Marymount’s liberal arts core requires students to take classes in many different fields, many of which were part of the original liberal studies’ trivium and quadrivium. There are twelve humanities credits, which are history, literature, and fine arts classes. Next are three math credits in a mathematical field that suits the skills of an individual. After that, students must also complete four natural science credits, which typically involves the lecture class and then an associated lab credit. Next, students need 12 credits of social science courses, which could be in anything from politics to sociology. Finally, students also need 12 credits of philosophy, theology, and/or religious studies to finish off the basics of the liberal arts core. Freshman or transfer students are also required to take a “First Year seminar” to cultivate the skills college students need; every student must also take two writing-intensive english courses, typically an introductory class and then a composition class.
Cordon-Campa says that she thoroughly enjoys the liberal arts tradition at Marymount, saying “At Marymount, our liberal arts truly fits with my idea of what a liberal arts education should be, …. it does expose those students to other subjects like math, science, politics, etc. It really is a great thing, because it keeps the students who are focused on liberal arts exposed to a more traditional form of education. I guess at MU they don’t want us to forget the basics of academia!” Since liberal arts education like Marymount’s is so all-encompassing and intense at times, they will prepare students using a wide-range of subjects that take students in different directions after graduating.

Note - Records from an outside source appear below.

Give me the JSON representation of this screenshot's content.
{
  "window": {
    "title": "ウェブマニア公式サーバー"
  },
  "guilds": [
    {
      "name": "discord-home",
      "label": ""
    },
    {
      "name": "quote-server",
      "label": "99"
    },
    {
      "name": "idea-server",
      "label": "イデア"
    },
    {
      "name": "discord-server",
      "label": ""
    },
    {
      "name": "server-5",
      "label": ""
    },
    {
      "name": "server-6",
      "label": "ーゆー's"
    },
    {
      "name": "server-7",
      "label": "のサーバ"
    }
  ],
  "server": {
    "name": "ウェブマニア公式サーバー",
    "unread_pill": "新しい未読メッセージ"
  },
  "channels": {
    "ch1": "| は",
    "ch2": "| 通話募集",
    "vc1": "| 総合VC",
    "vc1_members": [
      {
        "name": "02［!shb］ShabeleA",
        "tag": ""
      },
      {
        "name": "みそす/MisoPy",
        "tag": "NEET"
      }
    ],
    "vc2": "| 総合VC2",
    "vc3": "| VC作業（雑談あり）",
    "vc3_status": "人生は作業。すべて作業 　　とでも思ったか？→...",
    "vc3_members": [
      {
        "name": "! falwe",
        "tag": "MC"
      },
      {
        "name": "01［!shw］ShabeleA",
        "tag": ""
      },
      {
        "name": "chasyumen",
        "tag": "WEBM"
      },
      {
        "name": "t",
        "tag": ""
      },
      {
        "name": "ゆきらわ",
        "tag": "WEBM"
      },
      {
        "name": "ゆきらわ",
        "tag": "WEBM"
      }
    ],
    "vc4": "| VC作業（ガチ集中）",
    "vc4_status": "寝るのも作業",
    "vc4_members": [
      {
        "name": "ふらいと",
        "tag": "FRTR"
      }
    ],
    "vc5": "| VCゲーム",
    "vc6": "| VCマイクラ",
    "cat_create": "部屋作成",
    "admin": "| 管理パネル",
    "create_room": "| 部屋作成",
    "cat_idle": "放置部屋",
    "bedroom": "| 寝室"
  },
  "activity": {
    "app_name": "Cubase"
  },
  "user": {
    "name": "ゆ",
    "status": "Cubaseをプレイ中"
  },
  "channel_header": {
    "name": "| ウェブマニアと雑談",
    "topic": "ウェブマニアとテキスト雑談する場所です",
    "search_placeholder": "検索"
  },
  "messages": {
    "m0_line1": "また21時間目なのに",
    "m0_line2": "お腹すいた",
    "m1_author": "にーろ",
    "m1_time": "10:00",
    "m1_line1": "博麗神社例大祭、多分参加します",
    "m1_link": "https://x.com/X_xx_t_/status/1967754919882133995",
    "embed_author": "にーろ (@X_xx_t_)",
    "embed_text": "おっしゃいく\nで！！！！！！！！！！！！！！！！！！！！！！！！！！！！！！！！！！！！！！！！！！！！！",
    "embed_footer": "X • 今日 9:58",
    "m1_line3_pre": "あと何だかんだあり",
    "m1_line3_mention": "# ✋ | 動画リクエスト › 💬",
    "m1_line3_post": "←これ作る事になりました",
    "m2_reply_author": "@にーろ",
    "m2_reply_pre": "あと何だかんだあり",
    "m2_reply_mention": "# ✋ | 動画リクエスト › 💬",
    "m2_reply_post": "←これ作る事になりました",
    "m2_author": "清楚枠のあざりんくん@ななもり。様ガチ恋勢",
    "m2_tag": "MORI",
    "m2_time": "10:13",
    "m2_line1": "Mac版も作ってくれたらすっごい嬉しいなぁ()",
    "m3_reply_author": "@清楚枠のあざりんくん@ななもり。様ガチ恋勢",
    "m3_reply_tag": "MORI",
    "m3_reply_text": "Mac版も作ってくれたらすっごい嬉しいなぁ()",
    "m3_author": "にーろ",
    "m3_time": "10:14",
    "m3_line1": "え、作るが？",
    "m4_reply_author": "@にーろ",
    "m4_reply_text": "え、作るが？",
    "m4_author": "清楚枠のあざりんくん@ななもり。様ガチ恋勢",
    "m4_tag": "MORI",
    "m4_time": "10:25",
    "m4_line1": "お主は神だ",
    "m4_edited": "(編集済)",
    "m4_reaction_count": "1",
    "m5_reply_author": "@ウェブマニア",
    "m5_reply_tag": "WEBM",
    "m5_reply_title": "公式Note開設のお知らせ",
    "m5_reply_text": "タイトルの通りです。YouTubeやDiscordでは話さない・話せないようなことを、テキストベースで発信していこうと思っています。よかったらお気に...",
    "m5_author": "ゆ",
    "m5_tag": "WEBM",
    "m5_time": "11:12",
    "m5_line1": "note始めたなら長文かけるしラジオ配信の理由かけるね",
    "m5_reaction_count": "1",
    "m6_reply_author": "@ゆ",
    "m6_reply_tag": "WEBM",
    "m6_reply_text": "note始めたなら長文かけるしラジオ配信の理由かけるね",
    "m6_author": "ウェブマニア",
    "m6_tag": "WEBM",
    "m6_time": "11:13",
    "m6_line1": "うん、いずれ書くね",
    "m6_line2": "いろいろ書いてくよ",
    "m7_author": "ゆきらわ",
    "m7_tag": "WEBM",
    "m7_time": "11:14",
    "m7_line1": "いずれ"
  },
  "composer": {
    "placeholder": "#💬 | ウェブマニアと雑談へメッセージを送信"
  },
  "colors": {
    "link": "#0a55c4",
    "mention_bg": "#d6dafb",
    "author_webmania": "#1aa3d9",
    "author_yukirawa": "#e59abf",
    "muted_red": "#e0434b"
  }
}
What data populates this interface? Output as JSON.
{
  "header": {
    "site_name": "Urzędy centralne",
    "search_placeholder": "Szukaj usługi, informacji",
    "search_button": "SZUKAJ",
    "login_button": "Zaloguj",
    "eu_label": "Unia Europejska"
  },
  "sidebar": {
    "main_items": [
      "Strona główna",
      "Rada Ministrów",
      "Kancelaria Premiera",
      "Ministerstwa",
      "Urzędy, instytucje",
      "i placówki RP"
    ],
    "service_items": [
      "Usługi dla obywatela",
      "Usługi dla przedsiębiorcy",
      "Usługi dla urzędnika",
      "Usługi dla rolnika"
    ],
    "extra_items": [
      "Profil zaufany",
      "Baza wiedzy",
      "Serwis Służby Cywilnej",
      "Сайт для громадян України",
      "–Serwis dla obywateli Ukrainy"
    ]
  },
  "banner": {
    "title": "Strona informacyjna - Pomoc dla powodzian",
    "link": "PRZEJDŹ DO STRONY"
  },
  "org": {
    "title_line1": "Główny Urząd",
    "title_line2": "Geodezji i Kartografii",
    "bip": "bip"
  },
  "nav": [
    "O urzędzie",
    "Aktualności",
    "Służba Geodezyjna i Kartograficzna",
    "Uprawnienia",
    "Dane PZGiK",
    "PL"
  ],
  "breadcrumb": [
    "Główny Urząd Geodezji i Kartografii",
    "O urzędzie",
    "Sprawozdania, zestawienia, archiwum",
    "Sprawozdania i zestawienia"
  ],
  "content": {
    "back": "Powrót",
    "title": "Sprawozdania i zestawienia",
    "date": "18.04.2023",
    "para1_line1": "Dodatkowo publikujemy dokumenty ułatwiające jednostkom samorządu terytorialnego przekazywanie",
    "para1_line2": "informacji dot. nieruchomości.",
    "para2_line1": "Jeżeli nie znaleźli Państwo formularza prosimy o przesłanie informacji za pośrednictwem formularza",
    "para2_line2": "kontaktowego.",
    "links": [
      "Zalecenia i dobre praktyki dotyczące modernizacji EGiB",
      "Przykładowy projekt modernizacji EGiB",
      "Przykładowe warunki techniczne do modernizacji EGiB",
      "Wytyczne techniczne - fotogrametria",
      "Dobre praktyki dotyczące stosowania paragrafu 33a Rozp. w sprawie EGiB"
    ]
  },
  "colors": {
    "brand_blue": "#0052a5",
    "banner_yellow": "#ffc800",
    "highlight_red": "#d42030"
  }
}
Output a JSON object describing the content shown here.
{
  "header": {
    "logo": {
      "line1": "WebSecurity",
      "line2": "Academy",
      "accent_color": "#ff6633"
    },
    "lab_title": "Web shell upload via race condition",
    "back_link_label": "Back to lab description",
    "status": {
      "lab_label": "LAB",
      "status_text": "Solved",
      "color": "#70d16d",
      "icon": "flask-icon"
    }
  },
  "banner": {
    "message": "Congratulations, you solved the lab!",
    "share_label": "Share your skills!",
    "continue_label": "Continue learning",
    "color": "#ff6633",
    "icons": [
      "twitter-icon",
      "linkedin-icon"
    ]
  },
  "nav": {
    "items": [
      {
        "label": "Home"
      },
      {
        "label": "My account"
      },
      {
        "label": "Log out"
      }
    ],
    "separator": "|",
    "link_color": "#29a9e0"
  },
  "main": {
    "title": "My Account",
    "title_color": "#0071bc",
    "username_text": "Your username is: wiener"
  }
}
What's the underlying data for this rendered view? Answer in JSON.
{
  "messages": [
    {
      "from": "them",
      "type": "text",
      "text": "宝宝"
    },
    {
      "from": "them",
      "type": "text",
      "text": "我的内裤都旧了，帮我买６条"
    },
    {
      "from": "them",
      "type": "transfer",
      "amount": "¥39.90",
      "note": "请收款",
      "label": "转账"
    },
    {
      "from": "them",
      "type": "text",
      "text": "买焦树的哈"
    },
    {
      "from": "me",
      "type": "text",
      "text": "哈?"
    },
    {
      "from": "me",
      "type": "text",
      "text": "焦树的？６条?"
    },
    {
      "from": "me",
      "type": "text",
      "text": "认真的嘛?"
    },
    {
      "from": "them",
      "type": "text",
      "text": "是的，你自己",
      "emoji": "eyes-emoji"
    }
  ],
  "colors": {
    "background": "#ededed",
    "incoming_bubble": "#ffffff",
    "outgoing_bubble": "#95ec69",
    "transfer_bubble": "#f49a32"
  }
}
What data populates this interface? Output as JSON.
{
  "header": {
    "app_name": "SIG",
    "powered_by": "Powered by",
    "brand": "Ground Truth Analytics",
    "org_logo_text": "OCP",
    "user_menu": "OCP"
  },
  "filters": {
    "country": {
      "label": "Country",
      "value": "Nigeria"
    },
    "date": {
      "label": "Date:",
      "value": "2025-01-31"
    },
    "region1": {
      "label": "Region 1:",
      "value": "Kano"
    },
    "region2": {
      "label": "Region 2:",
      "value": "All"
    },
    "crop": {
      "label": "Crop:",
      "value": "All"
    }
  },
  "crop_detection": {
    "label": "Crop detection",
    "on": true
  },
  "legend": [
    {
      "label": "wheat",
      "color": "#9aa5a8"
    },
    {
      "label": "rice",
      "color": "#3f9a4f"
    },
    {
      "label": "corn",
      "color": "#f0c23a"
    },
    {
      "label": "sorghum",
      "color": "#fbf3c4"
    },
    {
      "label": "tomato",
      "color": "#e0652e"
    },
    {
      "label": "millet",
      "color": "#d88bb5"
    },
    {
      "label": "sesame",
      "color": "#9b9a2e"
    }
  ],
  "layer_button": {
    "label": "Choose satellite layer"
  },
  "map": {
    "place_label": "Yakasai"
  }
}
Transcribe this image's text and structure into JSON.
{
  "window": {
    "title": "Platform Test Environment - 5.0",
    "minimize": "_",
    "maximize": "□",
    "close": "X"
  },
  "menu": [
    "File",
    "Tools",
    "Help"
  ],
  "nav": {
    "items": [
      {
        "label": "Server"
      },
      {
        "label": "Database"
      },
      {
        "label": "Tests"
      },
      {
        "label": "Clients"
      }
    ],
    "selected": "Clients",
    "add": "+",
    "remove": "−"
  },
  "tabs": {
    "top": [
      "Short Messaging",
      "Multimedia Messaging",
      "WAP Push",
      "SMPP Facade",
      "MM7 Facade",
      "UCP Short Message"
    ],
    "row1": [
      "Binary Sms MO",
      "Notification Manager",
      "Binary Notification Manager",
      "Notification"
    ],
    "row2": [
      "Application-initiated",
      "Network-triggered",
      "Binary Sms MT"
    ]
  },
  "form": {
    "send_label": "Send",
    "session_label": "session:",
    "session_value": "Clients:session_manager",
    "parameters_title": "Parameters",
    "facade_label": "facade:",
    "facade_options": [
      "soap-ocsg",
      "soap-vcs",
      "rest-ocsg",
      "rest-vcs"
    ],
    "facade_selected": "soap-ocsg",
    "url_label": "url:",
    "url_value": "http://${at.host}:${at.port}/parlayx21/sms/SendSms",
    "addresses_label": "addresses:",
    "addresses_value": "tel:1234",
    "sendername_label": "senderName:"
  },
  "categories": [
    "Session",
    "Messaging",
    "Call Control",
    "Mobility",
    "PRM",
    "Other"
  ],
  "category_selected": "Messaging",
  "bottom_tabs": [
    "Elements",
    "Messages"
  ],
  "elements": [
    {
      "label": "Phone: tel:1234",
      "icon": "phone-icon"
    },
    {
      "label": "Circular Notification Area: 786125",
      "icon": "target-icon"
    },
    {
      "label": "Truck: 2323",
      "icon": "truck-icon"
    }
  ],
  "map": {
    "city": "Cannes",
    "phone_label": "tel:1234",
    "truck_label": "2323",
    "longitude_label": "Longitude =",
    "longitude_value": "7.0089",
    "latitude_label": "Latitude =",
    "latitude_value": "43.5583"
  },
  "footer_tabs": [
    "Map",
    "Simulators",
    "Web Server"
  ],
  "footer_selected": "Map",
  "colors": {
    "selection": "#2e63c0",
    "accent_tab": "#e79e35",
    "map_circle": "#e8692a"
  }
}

While the United States seems to dominate the liberal arts world currently with hundreds of institutions following the ancient academic tradition, other countries and cultures are starting to embrace it as well. In Europe, many larger countries like the UK, Germany, France, Spain, Belgium, and the Netherlands have at least one liberal arts school for students to attend. In Asia, there is a network of liberal arts institutions that was established in November of 2017 called the Alliance of Liberal Arts Universities (AALAU). Therefore, even though the United States has primarily kept the tenets of the liberal arts curriculum alive, other academic cultures are beginning to see the merit of adopting these ancient philosophical and pedagogical methods.
While it seems as though there are divided opinions among students today about the usefulness of their liberal arts education, there is no denying that the core has merit. “To me, liberal arts means studying things such as literature, films, arts, etc.,” Cordon-Campa stated, “It means a break from the traditional math and science subjects that most of us have experienced.” The liberal arts core has its place in academia, or it would not be used by so many prestigious institutions— Amherst, Bowdoin, Swarthmore, Wesleyan, and Williams are all universities with long-standing academic traditions steeped in the liberal arts. It may not be the easiest path for young academics to take, but it is an ancient one with roots that go back to the brightest thinkers in history– and that is worth the intellectual adventure alone.